In-Person PHYS 401


Physics : 401

Date & Time

February 28, 2024, 11:00 am12:00 pm


TITLE:  "Expanding our gravitational view of the Universe with quantum interferometry”

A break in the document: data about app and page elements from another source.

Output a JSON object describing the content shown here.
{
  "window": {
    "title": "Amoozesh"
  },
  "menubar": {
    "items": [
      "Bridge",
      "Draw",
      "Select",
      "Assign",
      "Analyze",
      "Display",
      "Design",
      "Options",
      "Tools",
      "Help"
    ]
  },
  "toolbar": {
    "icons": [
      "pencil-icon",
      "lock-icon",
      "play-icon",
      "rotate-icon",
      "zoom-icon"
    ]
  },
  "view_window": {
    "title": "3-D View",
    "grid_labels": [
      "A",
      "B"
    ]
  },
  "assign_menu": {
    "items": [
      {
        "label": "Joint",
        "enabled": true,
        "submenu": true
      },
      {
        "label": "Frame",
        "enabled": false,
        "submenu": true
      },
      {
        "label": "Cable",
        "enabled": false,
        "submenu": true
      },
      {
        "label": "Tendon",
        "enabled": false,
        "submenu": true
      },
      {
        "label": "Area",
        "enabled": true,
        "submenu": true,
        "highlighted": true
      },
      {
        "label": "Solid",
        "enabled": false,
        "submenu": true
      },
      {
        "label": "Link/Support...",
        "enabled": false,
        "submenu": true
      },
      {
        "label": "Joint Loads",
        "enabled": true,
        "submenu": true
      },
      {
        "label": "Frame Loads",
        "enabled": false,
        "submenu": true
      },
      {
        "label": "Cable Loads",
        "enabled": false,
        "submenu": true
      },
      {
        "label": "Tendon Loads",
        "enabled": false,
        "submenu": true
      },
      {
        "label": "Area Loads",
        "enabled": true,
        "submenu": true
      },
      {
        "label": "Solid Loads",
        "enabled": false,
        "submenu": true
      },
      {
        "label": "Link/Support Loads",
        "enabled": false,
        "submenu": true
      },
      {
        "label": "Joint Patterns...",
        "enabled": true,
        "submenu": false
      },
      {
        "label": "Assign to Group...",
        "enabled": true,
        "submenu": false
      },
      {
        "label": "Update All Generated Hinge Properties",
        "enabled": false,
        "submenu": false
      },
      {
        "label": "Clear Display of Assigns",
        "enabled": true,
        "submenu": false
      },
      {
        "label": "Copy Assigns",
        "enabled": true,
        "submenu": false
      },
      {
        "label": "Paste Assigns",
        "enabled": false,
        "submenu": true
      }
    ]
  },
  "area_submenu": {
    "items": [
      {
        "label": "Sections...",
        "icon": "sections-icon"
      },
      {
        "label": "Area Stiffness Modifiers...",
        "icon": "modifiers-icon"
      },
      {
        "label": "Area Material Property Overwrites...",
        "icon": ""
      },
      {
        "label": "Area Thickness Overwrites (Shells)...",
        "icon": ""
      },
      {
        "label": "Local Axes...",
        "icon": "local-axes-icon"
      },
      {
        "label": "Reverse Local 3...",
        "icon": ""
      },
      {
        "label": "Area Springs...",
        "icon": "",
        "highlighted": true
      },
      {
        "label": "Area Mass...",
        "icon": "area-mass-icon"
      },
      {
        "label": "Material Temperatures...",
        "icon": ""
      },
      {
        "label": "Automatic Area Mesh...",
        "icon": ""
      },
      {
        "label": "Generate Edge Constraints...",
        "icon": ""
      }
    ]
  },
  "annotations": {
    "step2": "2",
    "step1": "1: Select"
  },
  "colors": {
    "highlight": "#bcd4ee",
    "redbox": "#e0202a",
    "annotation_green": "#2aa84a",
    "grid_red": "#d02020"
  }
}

ABSTRACT: From atom interferometry to laser interferometry, experiments are leveraging quantum mechanics to expand our gravitational view of the Universe. For atom interferometry, I’ll describe the long coherence times we have realized for cold atoms trapped in distant quantum superposition states, and show how such trapped interferometers uniquely enable new fundamental physics tests. For laser interferometry, I will describe how quantum enhancement is increasing the sensitivity of kilometer-scale gravitational wave (GW) observatories, and showcase the profound impacts of quantum metrology for GW astronomy. The Laser Interferometer Gravitational-wave Observatory (LIGO) operates at the limit of quantum noise to detect gravitational waves (GWs) from cataclysmic cosmic events, such as mergers of black hole and neutron star binaries. Such extreme events produce minute ripples in spacetime that propagate across our Universe, and briefly move our mirrors by a mere 0.000000000000000001 meters, just thousandths of the radius of a proton. To detect such small movements, the quantum nature of light fundamentally limits detector sensitivity, bounding how far we can see into the Universe with GWs. I will describe recent upgrades to our squeezer system at LIGO, which has overcome quantum back-action to reduce quantum noise across nearly the full astrophysical signal band from 10 Hz - 5 kHz. For the ongoing fourth observing run of LIGO, this broadband quantum enhancement increases detection rates by over 65%, bringing GW detection rates from near-weekly to near-daily– just 9 years after the dawn of GW astrophysics. This is just the beginning of what quantum engineering can offer for fundamental physics, with applications from probing the macroscopic limits of quantum mechanics, to expanding the quantum-limited horizons of gravitational-wave astronomy.